* [To do]:
Look through the lines below and extract each one that contains "Philippians".

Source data

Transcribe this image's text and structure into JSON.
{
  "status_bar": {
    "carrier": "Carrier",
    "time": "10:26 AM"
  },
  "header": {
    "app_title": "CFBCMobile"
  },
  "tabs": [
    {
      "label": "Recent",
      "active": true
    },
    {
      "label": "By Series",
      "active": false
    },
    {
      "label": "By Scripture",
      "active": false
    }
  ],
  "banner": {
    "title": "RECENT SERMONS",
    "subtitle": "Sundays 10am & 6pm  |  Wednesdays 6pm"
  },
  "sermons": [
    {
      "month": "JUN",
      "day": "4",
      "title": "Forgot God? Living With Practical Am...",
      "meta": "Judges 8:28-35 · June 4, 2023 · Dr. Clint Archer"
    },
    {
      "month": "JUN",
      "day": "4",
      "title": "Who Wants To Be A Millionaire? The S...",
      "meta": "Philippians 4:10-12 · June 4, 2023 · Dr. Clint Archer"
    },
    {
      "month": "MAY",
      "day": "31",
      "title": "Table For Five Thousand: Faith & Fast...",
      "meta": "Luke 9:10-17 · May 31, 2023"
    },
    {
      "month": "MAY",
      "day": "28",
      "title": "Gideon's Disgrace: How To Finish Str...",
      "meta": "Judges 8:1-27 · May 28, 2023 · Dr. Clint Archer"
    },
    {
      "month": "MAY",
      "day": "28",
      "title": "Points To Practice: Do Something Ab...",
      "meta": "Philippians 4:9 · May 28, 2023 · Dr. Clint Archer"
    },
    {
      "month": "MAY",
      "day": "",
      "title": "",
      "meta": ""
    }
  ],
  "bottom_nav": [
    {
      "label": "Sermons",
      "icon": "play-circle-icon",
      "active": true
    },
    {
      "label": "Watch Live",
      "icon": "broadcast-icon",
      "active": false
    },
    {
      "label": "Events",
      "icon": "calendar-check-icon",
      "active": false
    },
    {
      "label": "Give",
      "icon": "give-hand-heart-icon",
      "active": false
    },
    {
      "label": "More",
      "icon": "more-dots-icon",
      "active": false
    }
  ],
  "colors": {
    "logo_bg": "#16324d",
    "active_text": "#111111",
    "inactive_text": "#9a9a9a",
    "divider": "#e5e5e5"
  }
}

* [Reply to the exercise]:
      "meta": "Philippians 4:10-12 · June 4, 2023 · Dr. Clint Archer"
      "meta": "Philippians 4:9 · May 28, 2023 · Dr. Clint Archer"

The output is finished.